**LISTED RECORDS**
—————

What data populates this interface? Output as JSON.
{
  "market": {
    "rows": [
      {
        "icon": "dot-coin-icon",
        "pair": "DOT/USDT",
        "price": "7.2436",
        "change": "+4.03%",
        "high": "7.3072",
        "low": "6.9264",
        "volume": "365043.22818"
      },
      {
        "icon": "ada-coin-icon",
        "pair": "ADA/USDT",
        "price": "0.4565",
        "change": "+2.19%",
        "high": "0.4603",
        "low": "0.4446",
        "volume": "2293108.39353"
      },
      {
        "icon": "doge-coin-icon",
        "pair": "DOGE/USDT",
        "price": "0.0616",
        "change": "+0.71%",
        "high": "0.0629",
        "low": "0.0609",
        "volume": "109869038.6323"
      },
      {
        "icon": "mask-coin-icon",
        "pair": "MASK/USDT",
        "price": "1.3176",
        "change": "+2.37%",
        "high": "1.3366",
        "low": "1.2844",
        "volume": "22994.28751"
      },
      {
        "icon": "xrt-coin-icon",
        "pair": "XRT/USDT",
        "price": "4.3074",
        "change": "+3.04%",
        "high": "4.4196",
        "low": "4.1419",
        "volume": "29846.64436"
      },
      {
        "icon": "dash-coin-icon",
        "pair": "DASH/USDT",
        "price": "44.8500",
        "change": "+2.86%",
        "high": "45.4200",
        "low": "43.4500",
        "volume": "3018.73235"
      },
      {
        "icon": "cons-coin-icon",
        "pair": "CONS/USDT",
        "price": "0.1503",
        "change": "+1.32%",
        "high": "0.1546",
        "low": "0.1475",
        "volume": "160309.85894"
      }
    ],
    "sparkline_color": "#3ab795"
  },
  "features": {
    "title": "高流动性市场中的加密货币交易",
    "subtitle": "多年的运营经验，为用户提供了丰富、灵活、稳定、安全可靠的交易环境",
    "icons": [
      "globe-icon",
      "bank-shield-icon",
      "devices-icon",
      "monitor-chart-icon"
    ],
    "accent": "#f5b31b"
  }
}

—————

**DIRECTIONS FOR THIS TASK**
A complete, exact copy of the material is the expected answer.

**EXERCISE OUTPUT**
What data populates this interface? Output as JSON.
{
  "market": {
    "rows": [
      {
        "icon": "dot-coin-icon",
        "pair": "DOT/USDT",
        "price": "7.2436",
        "change": "+4.03%",
        "high": "7.3072",
        "low": "6.9264",
        "volume": "365043.22818"
      },
      {
        "icon": "ada-coin-icon",
        "pair": "ADA/USDT",
        "price": "0.4565",
        "change": "+2.19%",
        "high": "0.4603",
        "low": "0.4446",
        "volume": "2293108.39353"
      },
      {
        "icon": "doge-coin-icon",
        "pair": "DOGE/USDT",
        "price": "0.0616",
        "change": "+0.71%",
        "high": "0.0629",
        "low": "0.0609",
        "volume": "109869038.6323"
      },
      {
        "icon": "mask-coin-icon",
        "pair": "MASK/USDT",
        "price": "1.3176",
        "change": "+2.37%",
        "high": "1.3366",
        "low": "1.2844",
        "volume": "22994.28751"
      },
      {
        "icon": "xrt-coin-icon",
        "pair": "XRT/USDT",
        "price": "4.3074",
        "change": "+3.04%",
        "high": "4.4196",
        "low": "4.1419",
        "volume": "29846.64436"
      },
      {
        "icon": "dash-coin-icon",
        "pair": "DASH/USDT",
        "price": "44.8500",
        "change": "+2.86%",
        "high": "45.4200",
        "low": "43.4500",
        "volume": "3018.73235"
      },
      {
        "icon": "cons-coin-icon",
        "pair": "CONS/USDT",
        "price": "0.1503",
        "change": "+1.32%",
        "high": "0.1546",
        "low": "0.1475",
        "volume": "160309.85894"
      }
    ],
    "sparkline_color": "#3ab795"
  },
  "features": {
    "title": "高流动性市场中的加密货币交易",
    "subtitle": "多年的运营经验，为用户提供了丰富、灵活、稳定、安全可靠的交易环境",
    "icons": [
      "globe-icon",
      "bank-shield-icon",
      "devices-icon",
      "monitor-chart-icon"
    ],
    "accent": "#f5b31b"
  }
}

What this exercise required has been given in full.